Differential effects of landscape and management on diversity and density of ground-dwelling farmland spiders.

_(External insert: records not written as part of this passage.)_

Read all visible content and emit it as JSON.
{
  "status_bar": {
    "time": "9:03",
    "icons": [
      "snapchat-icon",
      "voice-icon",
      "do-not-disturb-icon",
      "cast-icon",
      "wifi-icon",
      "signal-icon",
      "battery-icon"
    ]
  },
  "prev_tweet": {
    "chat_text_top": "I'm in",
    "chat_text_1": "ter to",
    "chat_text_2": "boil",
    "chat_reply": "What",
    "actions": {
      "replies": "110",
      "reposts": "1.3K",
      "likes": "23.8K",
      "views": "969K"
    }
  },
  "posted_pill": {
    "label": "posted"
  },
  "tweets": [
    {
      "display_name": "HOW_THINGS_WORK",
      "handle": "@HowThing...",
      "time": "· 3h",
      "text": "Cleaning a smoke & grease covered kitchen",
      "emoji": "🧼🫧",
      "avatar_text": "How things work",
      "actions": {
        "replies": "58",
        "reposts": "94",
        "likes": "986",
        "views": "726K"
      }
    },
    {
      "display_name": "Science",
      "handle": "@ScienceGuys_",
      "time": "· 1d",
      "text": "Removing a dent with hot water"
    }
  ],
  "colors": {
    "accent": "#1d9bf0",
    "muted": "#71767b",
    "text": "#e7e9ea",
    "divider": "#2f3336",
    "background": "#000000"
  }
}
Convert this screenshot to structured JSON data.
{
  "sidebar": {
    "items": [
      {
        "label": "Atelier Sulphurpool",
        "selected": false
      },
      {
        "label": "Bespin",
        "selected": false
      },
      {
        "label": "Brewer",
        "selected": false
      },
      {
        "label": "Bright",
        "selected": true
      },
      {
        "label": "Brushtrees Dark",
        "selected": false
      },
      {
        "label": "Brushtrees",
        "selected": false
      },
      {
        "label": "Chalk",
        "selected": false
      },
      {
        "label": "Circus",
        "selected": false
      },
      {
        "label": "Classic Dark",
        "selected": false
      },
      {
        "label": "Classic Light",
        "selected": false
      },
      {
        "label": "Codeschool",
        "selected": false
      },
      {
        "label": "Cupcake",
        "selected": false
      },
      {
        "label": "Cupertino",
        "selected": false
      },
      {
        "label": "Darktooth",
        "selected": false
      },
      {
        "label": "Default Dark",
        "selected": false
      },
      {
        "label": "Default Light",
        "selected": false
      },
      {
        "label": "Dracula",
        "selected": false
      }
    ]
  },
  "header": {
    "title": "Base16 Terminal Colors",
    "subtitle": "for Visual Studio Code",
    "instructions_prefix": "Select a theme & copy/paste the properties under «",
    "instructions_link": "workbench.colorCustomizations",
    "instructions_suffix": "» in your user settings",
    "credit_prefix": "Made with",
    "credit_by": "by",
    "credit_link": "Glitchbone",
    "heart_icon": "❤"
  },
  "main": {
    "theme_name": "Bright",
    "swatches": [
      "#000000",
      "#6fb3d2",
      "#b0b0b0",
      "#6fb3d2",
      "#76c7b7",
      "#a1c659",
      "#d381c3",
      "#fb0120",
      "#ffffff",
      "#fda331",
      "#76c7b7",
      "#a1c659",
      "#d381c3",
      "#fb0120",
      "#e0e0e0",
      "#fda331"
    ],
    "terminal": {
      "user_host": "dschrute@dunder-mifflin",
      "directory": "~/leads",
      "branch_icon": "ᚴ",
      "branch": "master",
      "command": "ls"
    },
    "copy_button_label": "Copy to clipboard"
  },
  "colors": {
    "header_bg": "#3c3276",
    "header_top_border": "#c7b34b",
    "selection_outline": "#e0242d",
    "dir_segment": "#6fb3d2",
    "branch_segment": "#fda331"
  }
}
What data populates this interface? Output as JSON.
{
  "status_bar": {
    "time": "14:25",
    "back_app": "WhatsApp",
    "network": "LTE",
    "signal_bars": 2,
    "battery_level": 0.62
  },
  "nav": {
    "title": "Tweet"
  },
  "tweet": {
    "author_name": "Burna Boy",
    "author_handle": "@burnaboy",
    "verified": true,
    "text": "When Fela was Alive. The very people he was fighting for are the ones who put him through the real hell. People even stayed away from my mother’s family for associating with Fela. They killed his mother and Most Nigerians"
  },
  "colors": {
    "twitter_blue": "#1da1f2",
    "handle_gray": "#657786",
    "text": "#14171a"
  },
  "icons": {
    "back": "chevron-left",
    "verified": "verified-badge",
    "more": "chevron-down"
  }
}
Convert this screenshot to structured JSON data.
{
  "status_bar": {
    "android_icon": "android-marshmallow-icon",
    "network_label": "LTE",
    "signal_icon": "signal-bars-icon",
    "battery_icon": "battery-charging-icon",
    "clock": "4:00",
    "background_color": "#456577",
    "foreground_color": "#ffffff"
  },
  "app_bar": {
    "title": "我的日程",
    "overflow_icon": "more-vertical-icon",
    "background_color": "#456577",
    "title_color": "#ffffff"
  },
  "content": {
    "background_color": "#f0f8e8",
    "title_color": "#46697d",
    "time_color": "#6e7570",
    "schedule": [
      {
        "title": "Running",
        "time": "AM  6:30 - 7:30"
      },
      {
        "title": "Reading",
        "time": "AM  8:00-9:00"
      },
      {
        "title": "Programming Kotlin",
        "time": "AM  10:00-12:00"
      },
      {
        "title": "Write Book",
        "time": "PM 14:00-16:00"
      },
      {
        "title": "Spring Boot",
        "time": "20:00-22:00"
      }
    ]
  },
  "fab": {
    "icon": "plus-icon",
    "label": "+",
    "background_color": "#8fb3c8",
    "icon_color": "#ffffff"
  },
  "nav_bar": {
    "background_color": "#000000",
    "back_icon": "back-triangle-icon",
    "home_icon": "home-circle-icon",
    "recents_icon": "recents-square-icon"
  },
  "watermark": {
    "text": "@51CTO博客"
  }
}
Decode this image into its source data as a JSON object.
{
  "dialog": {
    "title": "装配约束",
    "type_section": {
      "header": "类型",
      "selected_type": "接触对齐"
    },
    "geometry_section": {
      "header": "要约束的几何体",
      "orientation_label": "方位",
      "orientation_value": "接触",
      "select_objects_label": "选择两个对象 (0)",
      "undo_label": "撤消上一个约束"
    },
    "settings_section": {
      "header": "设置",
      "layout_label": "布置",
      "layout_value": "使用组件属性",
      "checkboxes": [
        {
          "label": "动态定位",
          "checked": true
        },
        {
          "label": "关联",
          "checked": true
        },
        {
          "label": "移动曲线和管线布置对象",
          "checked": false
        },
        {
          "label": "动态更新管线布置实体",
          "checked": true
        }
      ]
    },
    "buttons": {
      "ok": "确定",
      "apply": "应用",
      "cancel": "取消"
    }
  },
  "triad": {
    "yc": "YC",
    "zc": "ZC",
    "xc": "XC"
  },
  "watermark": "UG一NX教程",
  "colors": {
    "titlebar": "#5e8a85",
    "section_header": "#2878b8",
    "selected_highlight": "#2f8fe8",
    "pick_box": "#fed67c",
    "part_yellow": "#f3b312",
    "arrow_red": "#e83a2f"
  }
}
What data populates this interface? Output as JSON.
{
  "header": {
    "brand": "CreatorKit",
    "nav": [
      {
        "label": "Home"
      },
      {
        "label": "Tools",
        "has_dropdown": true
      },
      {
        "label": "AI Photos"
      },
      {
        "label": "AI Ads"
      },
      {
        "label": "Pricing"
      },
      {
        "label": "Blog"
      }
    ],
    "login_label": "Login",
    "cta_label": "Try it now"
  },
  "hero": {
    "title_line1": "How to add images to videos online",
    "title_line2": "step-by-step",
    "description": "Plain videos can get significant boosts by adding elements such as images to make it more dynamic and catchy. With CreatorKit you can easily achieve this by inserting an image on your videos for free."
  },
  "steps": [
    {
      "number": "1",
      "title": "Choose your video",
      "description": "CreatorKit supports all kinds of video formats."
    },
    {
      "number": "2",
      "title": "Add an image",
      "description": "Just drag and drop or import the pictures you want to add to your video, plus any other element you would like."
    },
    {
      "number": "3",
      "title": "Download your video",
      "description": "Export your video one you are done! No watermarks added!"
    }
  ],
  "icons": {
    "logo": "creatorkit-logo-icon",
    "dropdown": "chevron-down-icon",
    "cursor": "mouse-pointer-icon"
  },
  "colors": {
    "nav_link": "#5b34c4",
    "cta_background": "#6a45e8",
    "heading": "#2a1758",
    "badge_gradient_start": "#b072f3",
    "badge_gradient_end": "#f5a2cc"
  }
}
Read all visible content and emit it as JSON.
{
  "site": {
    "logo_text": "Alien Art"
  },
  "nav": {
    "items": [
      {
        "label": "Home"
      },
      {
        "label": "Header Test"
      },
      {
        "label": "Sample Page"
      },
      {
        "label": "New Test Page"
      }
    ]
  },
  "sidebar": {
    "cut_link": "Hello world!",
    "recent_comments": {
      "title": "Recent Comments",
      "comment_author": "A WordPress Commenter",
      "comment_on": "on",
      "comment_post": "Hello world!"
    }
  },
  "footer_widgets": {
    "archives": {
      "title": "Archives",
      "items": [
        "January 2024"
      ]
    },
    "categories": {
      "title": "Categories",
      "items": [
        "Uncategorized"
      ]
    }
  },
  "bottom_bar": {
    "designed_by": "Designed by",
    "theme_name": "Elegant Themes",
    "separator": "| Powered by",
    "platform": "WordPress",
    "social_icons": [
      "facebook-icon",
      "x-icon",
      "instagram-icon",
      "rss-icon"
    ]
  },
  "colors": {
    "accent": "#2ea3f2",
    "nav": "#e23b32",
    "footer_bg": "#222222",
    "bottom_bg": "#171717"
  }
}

The distribution and abundance of animals are influenced by factors at both local and wider landscape scales. Natural enemies of pests in arable fields often immigrate from the surrounding landscape, and are also influenced by local management practices. Thus, landscape diversification and farming methods may both enhance farmland biodiversity, but their relative roles and possible interactions have been little explored. The relationships of ground-dwelling spiders (Araneae) to landscape features and to organic agriculture were studied in 12 pairs of organic vs. conventional fields of winter wheat Triticum aestivum along a gradient of landscape complexity. High percentages of non-crop habitats in the landscape increased local species richness of spiders from 12 to 20 species, irrespective of local management. This indicates that larger species pools are sustained in complex landscapes, where there is higher availability of refuge and overwintering habitats. Organic agriculture did not increase the number of spider species, but enhanced spider density by 62%. Additionally, spider density was positively related to the percentage of non-crop habitats in the surrounding landscape, but only in conventional fields. Synthesis and applications. The species richness of ground-dwelling spiders in crop fields was linked to large-scale landscape complexity, while spider densities responded to local management practices. Organic agriculture benefits farmland spiders and augments the numbers of predatory spiders, thereby contributing to pest control. However, measures to conserve species richness must also take landscape-scale factors into account. Complex landscapes including perennial non-crop habitats should be preserved or restored to achieve high levels of spider diversity.